Sen. Orrin Hatch, who promised in 2012 that he would retire at the end of the current term in office, is now hinting he may run for an eighth term in 2018. Polls show that 3/4ths of Utahns do not want him to run again, but a current survey found he would beat Democrat Jenny Wilson 50-35% in a head-to-head matchup.


The SB54/Count My Vote compromised worked as intended in the 3rd CD special election in 2017. John Curtis lost to Chris Herrod at the GOP nominating convention, but since he gathered signatures, he secured a place in the primary election where he won the Republican nomination. Tanner Ainge also used the signature-gathering route while skipping the GOP convention entirely to also advance to the primary election. For the second time in as many years, primary voters rejected the candidate that emerged from the convention with the most delegate votes in favor of a signature-gathering candidate.


Five proposed citizen initiatives are aiming to make the 2018 ballot. Proposals to boost school funding, legalize medical marijuana, establish an independent redistricting commission, have the state accept full Medicaid expansion, and alter the current dual-track path to the primary ballot, are all aiming to gain enough signatures to secure a place before voters next year. Polling shows at least half of Utahns support all of the measures.


After years of whispers and rumors, Salt Lake County Recorder Gary Ott resigned from office because of failing health and diminished mental capacity. Ott died shortly after leaving office.

Ott's chief deputy, Julie Dole and his secretary/fiancee were accused of hiding Ott's condition so that they could keep their jobs.

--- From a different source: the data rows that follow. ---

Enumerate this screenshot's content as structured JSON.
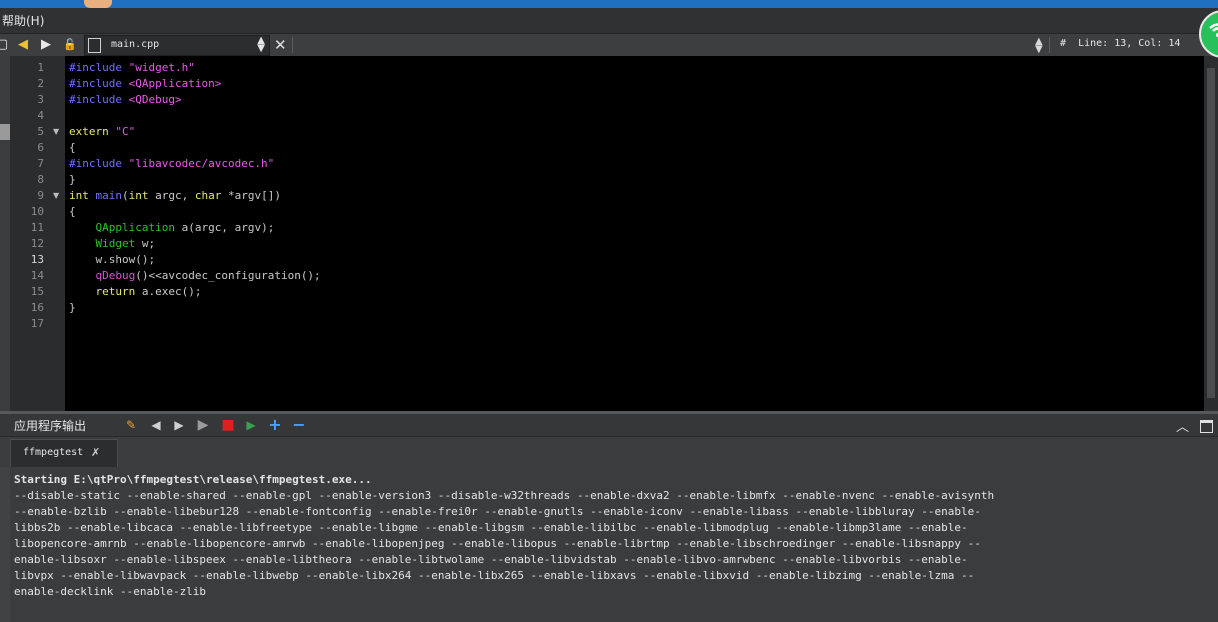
{
  "menu": {
    "help_label": "帮助(H)"
  },
  "toolbar": {
    "file_name": "main.cpp",
    "line_info": "Line: 13, Col: 14",
    "line_info_prefix": "#"
  },
  "editor": {
    "current_line": 13,
    "line_numbers": [
      "1",
      "2",
      "3",
      "4",
      "5",
      "6",
      "7",
      "8",
      "9",
      "10",
      "11",
      "12",
      "13",
      "14",
      "15",
      "16",
      "17"
    ],
    "fold_markers": [
      "5",
      "9"
    ],
    "lines": [
      "#include \"widget.h\"",
      "#include <QApplication>",
      "#include <QDebug>",
      "",
      "extern \"C\"",
      "{",
      "#include \"libavcodec/avcodec.h\"",
      "}",
      "int main(int argc, char *argv[])",
      "{",
      "    QApplication a(argc, argv);",
      "    Widget w;",
      "    w.show();",
      "    qDebug()<<avcodec_configuration();",
      "    return a.exec();",
      "}",
      ""
    ]
  },
  "output_pane": {
    "title": "应用程序输出",
    "tab_label": "ffmpegtest",
    "lines": [
      "Starting E:\\qtPro\\ffmpegtest\\release\\ffmpegtest.exe...",
      "--disable-static --enable-shared --enable-gpl --enable-version3 --disable-w32threads --enable-dxva2 --enable-libmfx --enable-nvenc --enable-avisynth",
      "--enable-bzlib --enable-libebur128 --enable-fontconfig --enable-frei0r --enable-gnutls --enable-iconv --enable-libass --enable-libbluray --enable-",
      "libbs2b --enable-libcaca --enable-libfreetype --enable-libgme --enable-libgsm --enable-libilbc --enable-libmodplug --enable-libmp3lame --enable-",
      "libopencore-amrnb --enable-libopencore-amrwb --enable-libopenjpeg --enable-libopus --enable-librtmp --enable-libschroedinger --enable-libsnappy --",
      "enable-libsoxr --enable-libspeex --enable-libtheora --enable-libtwolame --enable-libvidstab --enable-libvo-amrwbenc --enable-libvorbis --enable-",
      "libvpx --enable-libwavpack --enable-libwebp --enable-libx264 --enable-libx265 --enable-libxavs --enable-libxvid --enable-libzimg --enable-lzma --",
      "enable-decklink --enable-zlib"
    ]
  },
  "colors": {
    "keyword": "#7070ff",
    "keyword_alt": "#e8e86a",
    "string": "#e85be8",
    "class": "#c34cc3",
    "function": "#2cc22c",
    "editor_bg": "#000000",
    "pane_bg": "#3b3c3e"
  },
  "icons": {
    "back": "arrow-left-icon",
    "forward": "arrow-right-icon",
    "lock": "lock-icon",
    "file": "file-icon",
    "close": "close-icon",
    "output_toolbar": [
      "attach-debugger-icon",
      "previous-icon",
      "next-icon",
      "run-icon",
      "stop-icon",
      "rerun-icon",
      "zoom-in-icon",
      "zoom-out-icon"
    ],
    "wifi": "wifi-icon"
  }
}
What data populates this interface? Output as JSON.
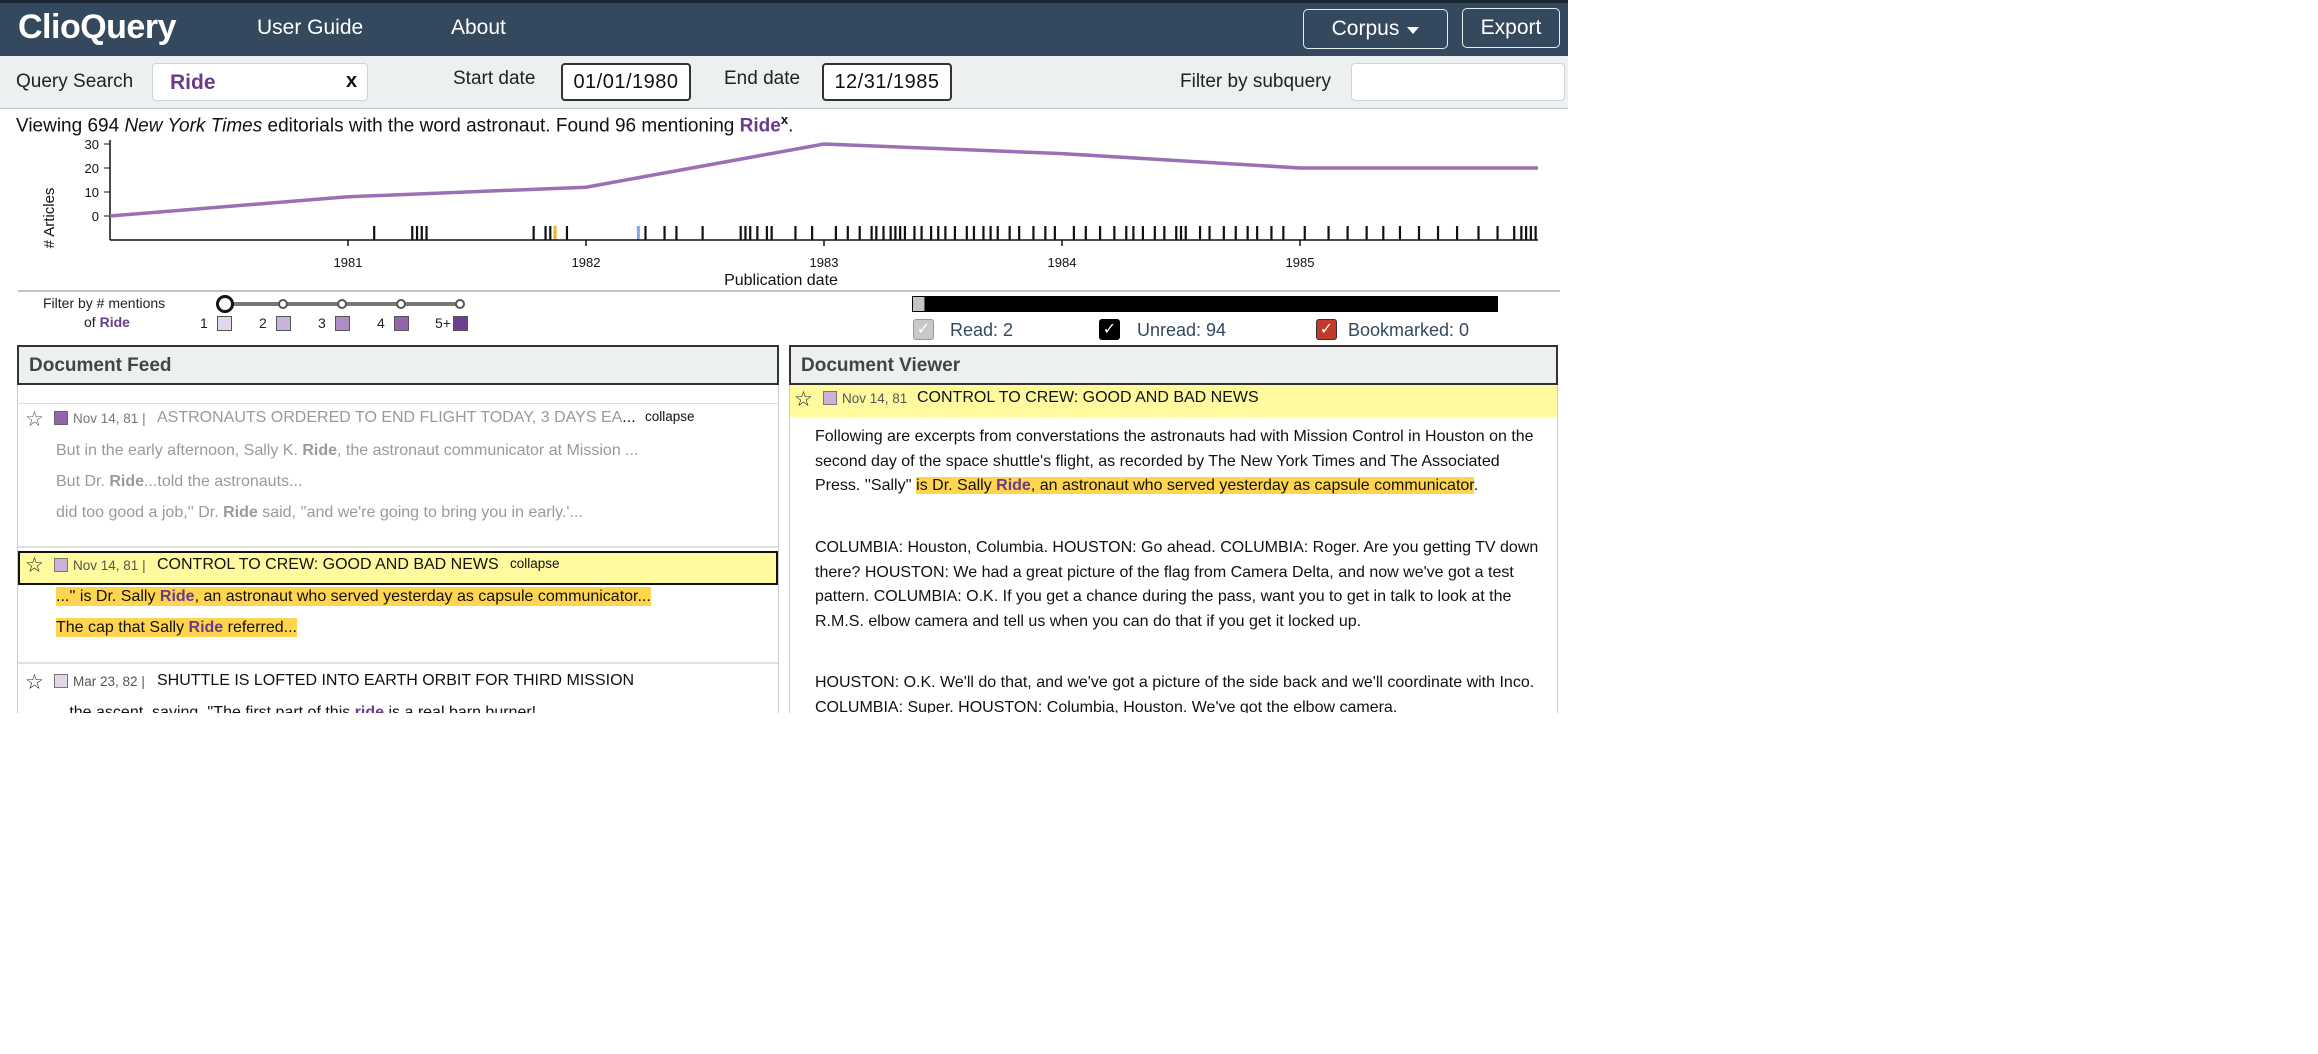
{
  "nav": {
    "brand": "ClioQuery",
    "links": [
      "User Guide",
      "About"
    ],
    "corpus_label": "Corpus",
    "export_label": "Export"
  },
  "search": {
    "query_label": "Query Search",
    "query_value": "Ride",
    "clear_glyph": "x",
    "start_label": "Start date",
    "start_value": "01/01/1980",
    "end_label": "End date",
    "end_value": "12/31/1985",
    "subquery_label": "Filter by subquery",
    "subquery_value": ""
  },
  "summary": {
    "prefix": "Viewing 694 ",
    "source": "New York Times",
    "middle": " editorials with the word astronaut.  Found 96 mentioning ",
    "keyword": "Ride",
    "remove_glyph": "x",
    "suffix": "."
  },
  "chart_data": {
    "type": "line",
    "ylabel": "# Articles",
    "xlabel": "Publication date",
    "yticks": [
      "30",
      "20",
      "10",
      "0"
    ],
    "xticks": [
      "1981",
      "1982",
      "1983",
      "1984",
      "1985"
    ],
    "x": [
      1980.0,
      1981.0,
      1982.0,
      1983.0,
      1984.0,
      1985.0,
      1986.0
    ],
    "values": [
      0,
      8,
      12,
      30,
      26,
      20,
      20
    ],
    "ylim": [
      0,
      30
    ],
    "line_color": "#9b6fb1",
    "rug_marks": [
      1981.11,
      1981.27,
      1981.29,
      1981.31,
      1981.33,
      1981.78,
      1981.83,
      1981.85,
      1981.92,
      1982.25,
      1982.33,
      1982.38,
      1982.49,
      1982.65,
      1982.67,
      1982.69,
      1982.72,
      1982.76,
      1982.78,
      1982.88,
      1982.95,
      1983.05,
      1983.1,
      1983.15,
      1983.2,
      1983.22,
      1983.25,
      1983.28,
      1983.3,
      1983.32,
      1983.34,
      1983.38,
      1983.41,
      1983.45,
      1983.48,
      1983.51,
      1983.55,
      1983.6,
      1983.63,
      1983.67,
      1983.7,
      1983.73,
      1983.78,
      1983.82,
      1983.88,
      1983.93,
      1983.97,
      1984.05,
      1984.1,
      1984.16,
      1984.22,
      1984.27,
      1984.3,
      1984.34,
      1984.39,
      1984.43,
      1984.48,
      1984.5,
      1984.52,
      1984.58,
      1984.62,
      1984.68,
      1984.73,
      1984.78,
      1984.82,
      1984.88,
      1984.93,
      1985.02,
      1985.12,
      1985.2,
      1985.28,
      1985.35,
      1985.42,
      1985.5,
      1985.58,
      1985.66,
      1985.75,
      1985.83,
      1985.9,
      1985.93,
      1985.95,
      1985.97,
      1985.99
    ],
    "rug_read": [
      {
        "x": 1981.87,
        "color": "#f0b429"
      },
      {
        "x": 1982.22,
        "color": "#7fa8e0"
      }
    ]
  },
  "filter": {
    "label_line1": "Filter by # mentions",
    "label_line2_prefix": "of ",
    "label_keyword": "Ride",
    "levels": [
      {
        "label": "1",
        "color": "#e2d6ea"
      },
      {
        "label": "2",
        "color": "#c9b3d8"
      },
      {
        "label": "3",
        "color": "#b08cc4"
      },
      {
        "label": "4",
        "color": "#9265ad"
      },
      {
        "label": "5+",
        "color": "#6e3f91"
      }
    ],
    "slider_position": 0
  },
  "status": {
    "progress_fraction": 0.02,
    "read_label": "Read: 2",
    "unread_label": "Unread: 94",
    "bookmarked_label": "Bookmarked: 0",
    "bookmark_color": "#c0392b"
  },
  "feed": {
    "title": "Document Feed",
    "items": [
      {
        "date": "Nov 14, 81",
        "sep": "|",
        "headline": "ASTRONAUTS ORDERED TO END FLIGHT TODAY, 3 DAYS EA",
        "ellipsis": "...",
        "toggle": "collapse",
        "snippets": [
          {
            "pre": "But in the early afternoon, Sally K. ",
            "kw": "Ride",
            "post": ", the astronaut communicator at Mission ..."
          },
          {
            "pre": "But Dr. ",
            "kw": "Ride",
            "post": "...told the astronauts..."
          },
          {
            "pre": "did too good a job,'' Dr. ",
            "kw": "Ride",
            "post": " said, ''and we're going to bring you in early.'..."
          }
        ]
      },
      {
        "date": "Nov 14, 81",
        "sep": "|",
        "headline": "CONTROL TO CREW: GOOD AND BAD NEWS",
        "toggle": "collapse",
        "snippets": [
          {
            "pre": "...'' is Dr. Sally ",
            "kw": "Ride",
            "post": ", an astronaut who served yesterday as capsule communicator..."
          },
          {
            "pre": "The cap that Sally ",
            "kw": "Ride",
            "post": " referred..."
          }
        ]
      },
      {
        "date": "Mar 23, 82",
        "sep": "|",
        "headline": "SHUTTLE IS LOFTED INTO EARTH ORBIT FOR THIRD MISSION",
        "snippets": [
          {
            "pre": "...the ascent, saying, ''The first part of this ",
            "kw": "ride",
            "post": " is a real barn burner!"
          }
        ]
      }
    ]
  },
  "viewer": {
    "title": "Document Viewer",
    "date": "Nov 14, 81",
    "headline": "CONTROL TO CREW: GOOD AND BAD NEWS",
    "p1_pre": "Following are excerpts from converstations the astronauts had with Mission Control in Houston on the second day of the space shuttle's flight, as recorded by The New York Times and The Associated Press. ''Sally'' ",
    "p1_hl_pre": "is Dr. Sally ",
    "p1_hl_kw": "Ride",
    "p1_hl_post": ", an astronaut who served yesterday as capsule communicator",
    "p1_post": ".",
    "p2": "COLUMBIA: Houston, Columbia. HOUSTON: Go ahead. COLUMBIA: Roger. Are you getting TV down there? HOUSTON: We had a great picture of the flag from Camera Delta, and now we've got a test pattern. COLUMBIA: O.K. If you get a chance during the pass, want you to get in talk to look at the R.M.S. elbow camera and tell us when you can do that if you get it locked up.",
    "p3": "HOUSTON: O.K. We'll do that, and we've got a picture of the side back and we'll coordinate with Inco. COLUMBIA: Super. HOUSTON: Columbia, Houston. We've got the elbow camera."
  }
}
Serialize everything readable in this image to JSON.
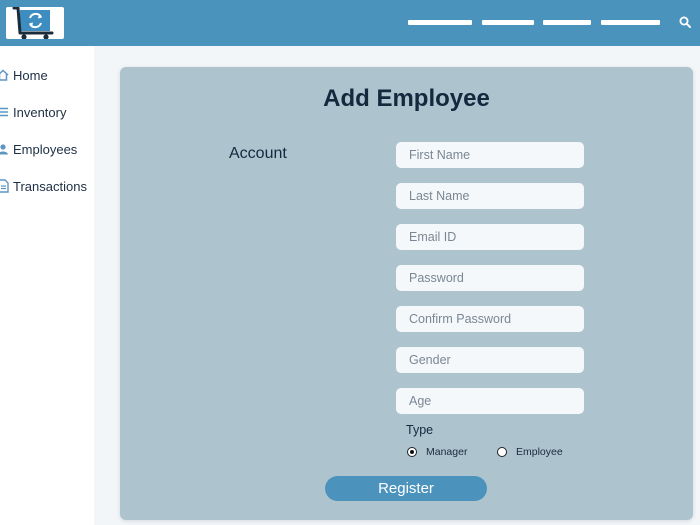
{
  "colors": {
    "topbar": "#4a93bd",
    "panel": "#adc4cf",
    "field": "#f4f8fb",
    "accent": "#4b93bd"
  },
  "header": {
    "logo_icon": "shopping-cart-refresh-icon",
    "nav_items": 4,
    "search_icon": "search-icon"
  },
  "sidebar": {
    "items": [
      {
        "label": "Home",
        "icon": "home-icon"
      },
      {
        "label": "Inventory",
        "icon": "list-icon"
      },
      {
        "label": "Employees",
        "icon": "user-icon"
      },
      {
        "label": "Transactions",
        "icon": "document-icon"
      }
    ]
  },
  "form": {
    "title": "Add Employee",
    "section_label": "Account",
    "fields": [
      {
        "placeholder": "First Name",
        "value": ""
      },
      {
        "placeholder": "Last Name",
        "value": ""
      },
      {
        "placeholder": "Email ID",
        "value": ""
      },
      {
        "placeholder": "Password",
        "value": ""
      },
      {
        "placeholder": "Confirm Password",
        "value": ""
      },
      {
        "placeholder": "Gender",
        "value": ""
      },
      {
        "placeholder": "Age",
        "value": ""
      }
    ],
    "type_label": "Type",
    "type_options": [
      {
        "label": "Manager",
        "selected": true
      },
      {
        "label": "Employee",
        "selected": false
      }
    ],
    "submit_label": "Register"
  }
}
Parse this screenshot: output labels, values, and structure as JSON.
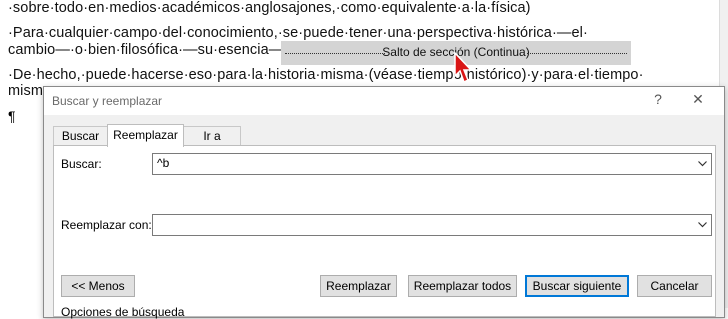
{
  "document": {
    "line1": "·sobre·todo·en·medios·académicos·anglosajones,·como·equivalente·a·la·física)",
    "line2": "·Para·cualquier·campo·del·conocimiento,·se·puede·tener·una·perspectiva·histórica·—el·",
    "line3": "cambio—·o·bien·filosófica·—su·esencia—.",
    "line4": "·De·hecho,·puede·hacerse·eso·para·la·historia·misma·(véase·tiempo·histórico)·y·para·el·tiempo·",
    "line5": "mism",
    "pilcrow": "¶",
    "section_break": "Salto de sección (Continua)"
  },
  "dialog": {
    "title": "Buscar y reemplazar",
    "help": "?",
    "close": "✕",
    "tabs": [
      {
        "label": "Buscar",
        "mnemonic_index": 1
      },
      {
        "label": "Reemplazar",
        "mnemonic_index": 2
      },
      {
        "label": "Ir a",
        "mnemonic_index": 0
      }
    ],
    "find_label": "Buscar:",
    "find_value": "^b",
    "replace_label": "Reemplazar con:",
    "replace_value": "",
    "buttons": {
      "less": "<< Menos",
      "replace": "Reemplazar",
      "replace_all": "Reemplazar todos",
      "find_next": "Buscar siguiente",
      "cancel": "Cancelar"
    },
    "options_label": "Opciones de búsqueda"
  }
}
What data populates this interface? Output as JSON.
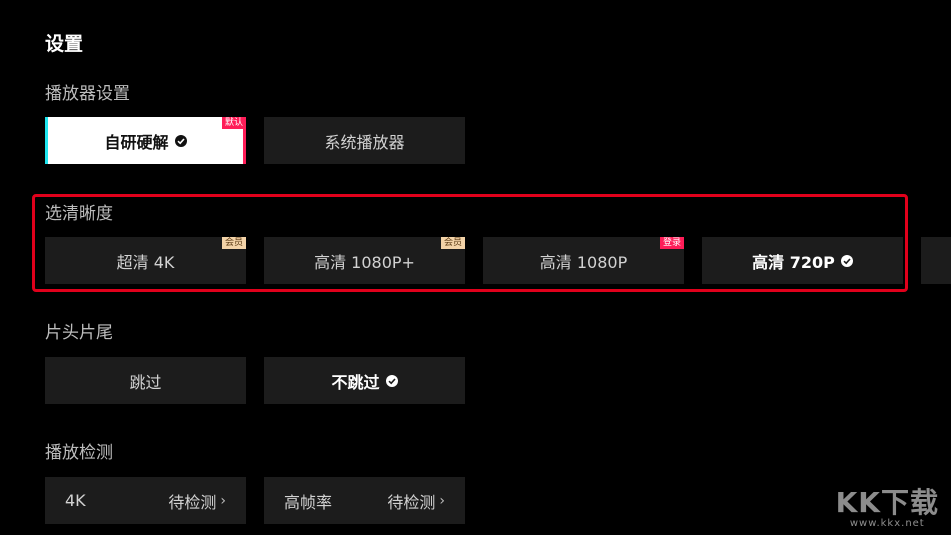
{
  "page": {
    "title": "设置"
  },
  "player": {
    "label": "播放器设置",
    "options": [
      {
        "label": "自研硬解",
        "badge": "默认"
      },
      {
        "label": "系统播放器"
      }
    ]
  },
  "resolution": {
    "label": "选清晰度",
    "options": [
      {
        "label": "超清 4K",
        "badge": "会员"
      },
      {
        "label": "高清 1080P+",
        "badge": "会员"
      },
      {
        "label": "高清 1080P",
        "badge": "登录"
      },
      {
        "label": "高清 720P"
      }
    ]
  },
  "intro_outro": {
    "label": "片头片尾",
    "options": [
      {
        "label": "跳过"
      },
      {
        "label": "不跳过"
      }
    ]
  },
  "detection": {
    "label": "播放检测",
    "items": [
      {
        "name": "4K",
        "status": "待检测"
      },
      {
        "name": "高帧率",
        "status": "待检测"
      }
    ]
  },
  "watermark": {
    "logo": "KK下载",
    "url": "www.kkx.net"
  },
  "colors": {
    "accent_pink": "#ff1d58",
    "accent_cyan": "#20e6f0",
    "highlight_red": "#e0001b",
    "vip_badge": "#f3d3a8"
  }
}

Dole ran to replace Ott, but lost the special delegate election to State Rep. Adam Gardinier.